The last few months have seen this blog remarkably silent as I have taken a double full-time load at graduate school and work three jobs–there simply has not been time to write amidst everything else going on. And despite the fact that my workload this week is even busier than normal, I am writing now because I believe your voice is needed to do five simple things to ensure the current debate regarding encryption is won.
Update 5/25/15: This offer no longer valid.
In honor, excitement, and anticipation of Apple Watch, I am announcing a huge sponsorship discount for items related to Apple Watch (apps, bands, accessories, etc.)! If you’ve got a cool item and are looking to promote it, markdmill.com will give your app exposure to thousands of Apple fans for just $10–80% off the normal sponsorship rate! I am that excited about Apple Watch and everything it’s going to bring!

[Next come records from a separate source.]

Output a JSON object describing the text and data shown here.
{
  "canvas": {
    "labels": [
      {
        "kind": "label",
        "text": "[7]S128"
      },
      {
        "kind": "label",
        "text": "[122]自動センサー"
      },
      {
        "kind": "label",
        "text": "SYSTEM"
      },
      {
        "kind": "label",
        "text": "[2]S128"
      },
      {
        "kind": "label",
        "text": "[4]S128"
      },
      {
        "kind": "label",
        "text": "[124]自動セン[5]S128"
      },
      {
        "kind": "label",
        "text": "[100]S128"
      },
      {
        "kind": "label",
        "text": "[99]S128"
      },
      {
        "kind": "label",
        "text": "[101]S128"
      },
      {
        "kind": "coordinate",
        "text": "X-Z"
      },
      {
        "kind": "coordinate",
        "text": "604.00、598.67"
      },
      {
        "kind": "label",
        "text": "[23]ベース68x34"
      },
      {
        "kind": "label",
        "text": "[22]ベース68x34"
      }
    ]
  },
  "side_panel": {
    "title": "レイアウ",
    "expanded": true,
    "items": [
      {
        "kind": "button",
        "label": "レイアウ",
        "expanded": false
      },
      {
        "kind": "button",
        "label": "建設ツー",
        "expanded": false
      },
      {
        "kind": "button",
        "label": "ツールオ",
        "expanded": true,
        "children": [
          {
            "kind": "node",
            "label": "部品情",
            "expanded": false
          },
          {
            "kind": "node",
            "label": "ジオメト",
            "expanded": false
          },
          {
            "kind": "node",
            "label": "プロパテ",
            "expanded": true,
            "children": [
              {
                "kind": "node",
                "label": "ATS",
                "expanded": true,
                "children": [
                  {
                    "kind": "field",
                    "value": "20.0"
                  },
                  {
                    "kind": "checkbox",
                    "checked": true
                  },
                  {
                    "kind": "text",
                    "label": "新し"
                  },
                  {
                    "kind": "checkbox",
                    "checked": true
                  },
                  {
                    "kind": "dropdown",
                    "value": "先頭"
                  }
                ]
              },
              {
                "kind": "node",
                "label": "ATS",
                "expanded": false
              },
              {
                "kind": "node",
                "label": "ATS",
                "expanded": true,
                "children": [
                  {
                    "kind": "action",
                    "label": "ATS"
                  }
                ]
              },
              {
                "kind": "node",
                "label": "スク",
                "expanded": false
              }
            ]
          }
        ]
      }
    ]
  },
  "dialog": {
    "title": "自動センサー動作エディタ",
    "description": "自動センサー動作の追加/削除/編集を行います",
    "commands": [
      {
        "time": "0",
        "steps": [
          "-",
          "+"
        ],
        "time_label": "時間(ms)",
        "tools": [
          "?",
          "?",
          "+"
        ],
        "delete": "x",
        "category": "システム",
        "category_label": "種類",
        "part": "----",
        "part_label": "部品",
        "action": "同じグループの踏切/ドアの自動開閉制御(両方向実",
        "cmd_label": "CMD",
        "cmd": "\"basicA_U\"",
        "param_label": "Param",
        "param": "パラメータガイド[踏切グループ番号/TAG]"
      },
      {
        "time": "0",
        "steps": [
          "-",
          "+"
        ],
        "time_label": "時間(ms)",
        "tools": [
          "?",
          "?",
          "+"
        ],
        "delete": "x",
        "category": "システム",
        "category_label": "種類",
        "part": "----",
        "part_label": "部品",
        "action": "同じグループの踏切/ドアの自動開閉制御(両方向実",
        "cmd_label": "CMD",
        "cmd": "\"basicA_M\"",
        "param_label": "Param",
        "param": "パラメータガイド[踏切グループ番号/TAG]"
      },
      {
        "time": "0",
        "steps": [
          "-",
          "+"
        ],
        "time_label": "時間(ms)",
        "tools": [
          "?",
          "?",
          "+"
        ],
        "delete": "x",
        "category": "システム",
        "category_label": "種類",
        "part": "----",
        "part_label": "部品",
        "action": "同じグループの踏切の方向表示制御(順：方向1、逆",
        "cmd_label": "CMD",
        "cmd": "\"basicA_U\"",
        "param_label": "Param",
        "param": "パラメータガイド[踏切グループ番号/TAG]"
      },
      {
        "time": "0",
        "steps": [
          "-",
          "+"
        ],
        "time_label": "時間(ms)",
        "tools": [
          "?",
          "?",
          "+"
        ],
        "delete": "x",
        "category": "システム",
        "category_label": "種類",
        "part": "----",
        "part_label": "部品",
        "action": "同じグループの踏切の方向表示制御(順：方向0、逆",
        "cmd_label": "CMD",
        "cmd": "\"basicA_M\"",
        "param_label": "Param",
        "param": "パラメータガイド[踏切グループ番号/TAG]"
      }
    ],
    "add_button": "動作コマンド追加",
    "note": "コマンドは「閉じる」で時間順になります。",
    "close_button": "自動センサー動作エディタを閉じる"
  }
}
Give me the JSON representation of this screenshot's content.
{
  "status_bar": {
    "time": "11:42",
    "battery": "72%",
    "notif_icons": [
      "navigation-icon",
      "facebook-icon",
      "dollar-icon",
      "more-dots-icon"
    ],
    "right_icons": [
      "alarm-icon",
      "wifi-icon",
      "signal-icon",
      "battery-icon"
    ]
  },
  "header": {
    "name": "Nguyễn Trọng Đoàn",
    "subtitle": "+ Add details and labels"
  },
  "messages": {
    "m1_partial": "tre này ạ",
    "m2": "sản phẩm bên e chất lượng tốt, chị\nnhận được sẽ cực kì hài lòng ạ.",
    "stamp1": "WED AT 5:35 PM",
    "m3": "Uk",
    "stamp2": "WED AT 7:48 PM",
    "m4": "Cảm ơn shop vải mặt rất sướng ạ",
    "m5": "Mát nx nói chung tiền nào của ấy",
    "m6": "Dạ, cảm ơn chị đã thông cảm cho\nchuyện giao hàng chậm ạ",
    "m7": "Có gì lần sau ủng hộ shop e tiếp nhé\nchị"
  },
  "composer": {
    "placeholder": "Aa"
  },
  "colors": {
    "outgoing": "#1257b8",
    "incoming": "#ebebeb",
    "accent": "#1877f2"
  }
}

During the months of May and June, I’ll be writing weekly review posts about Apple Watch, apps I’m using, and how the device fits into my life. Grab this chance to get in front of thousands of early adopters! You’ll get the same great benefits of a normal sponsorship, including the Start-Up Sponsor Bonus, but for one-fifth the price.
This offer only good for Apple Watch app sponsorships…however, if you can make a good case that your sponsorship is related to Apple Watch…I’ll listen.
From the Watch Face, you are able to see your Glances and notifications. In order to see apps, you have to engage the Digital Crown. This makes it seem pretty obvious that Apple has purposely designed apps not to be front and center like they are on iPhone. Instead, Apple Watch apps are mere repositories where stored information can be pushed to the user in the form of Glances and via Notification Center.
This may sound a little weird, and I think to some of us it is. We’re used to apps being the focal point. But on Apple Watch, on initial waking, they’re not.
Astute observation. The “home state” isn’t the app screen, it’s the watch face. It’s only seems weird because of expectational debt. But there is excellent reason why it differs, and it relates to what Apple Watch uniquely offers the user. Continue reading
Apple’s Spring Forward event and Apple Watch are not without controversy, much of it arising from Apple’s choice to release the expensive Apple Watch Edition and foray into “fashion.” Most analysts understand that fashion is important, but few actually understand why. The more observant have argued that, in order for Apple to built a computing platform of wearables, the form must first be attractive, and so Apple must care about fashion.
While this is true, it unhelpfully views Apple’s goal as being a platform and the means of achieving that goal as being fashionable products. A close examination of Apple’s marketing, however, suggests that fashion is not merely a means to an end, since a computing platform is only a part of Apple’s vision. Rather, the form and function of AppleWatch both serve a bigger vision: that the future of computing itself will be deeply personalized, even intimate. Continue reading
When the Apple Watch was first announced, a popular critique in tech circles was that it showed a lack of focus, that it did too much, including things it was not well suited to do. One piece often referenced said this:
Messy. Too many options. This is such a huge blunder. Instead of a single, perfect product, we got a jumble of features and choices. There should have been just The One.
For Apple that famously emphasizes focus, saying “a thousand no’s for every yes,” having so many options seemed odd. What had Apple said “no” to in the Watch? What could it not do? Why did Apple, a company so focused on focus, make the Apple Watch capable of doing virtually anything?
These questions are answered by deeply understanding what the product is: a personal, even intimate, computer. The more personal a product, the more its hardware and software together must reflect and adapt to the individual wearing the device. Continue reading
My homescreen was featured by MacSparky today. Check it out for a brief description of some of my favorite apps, how I use them, and how I attempt to be productive. Some have asked for my Workflow, IFTTT, and LaunchCenterPro recipes/workflows; I hope to write a post over the weekend specifically about those, so stay tuned or subscribe to my RSS feed.
Update 2/23/2015: I’ve now posted a piece on Automating Instagram Posts into DayOne.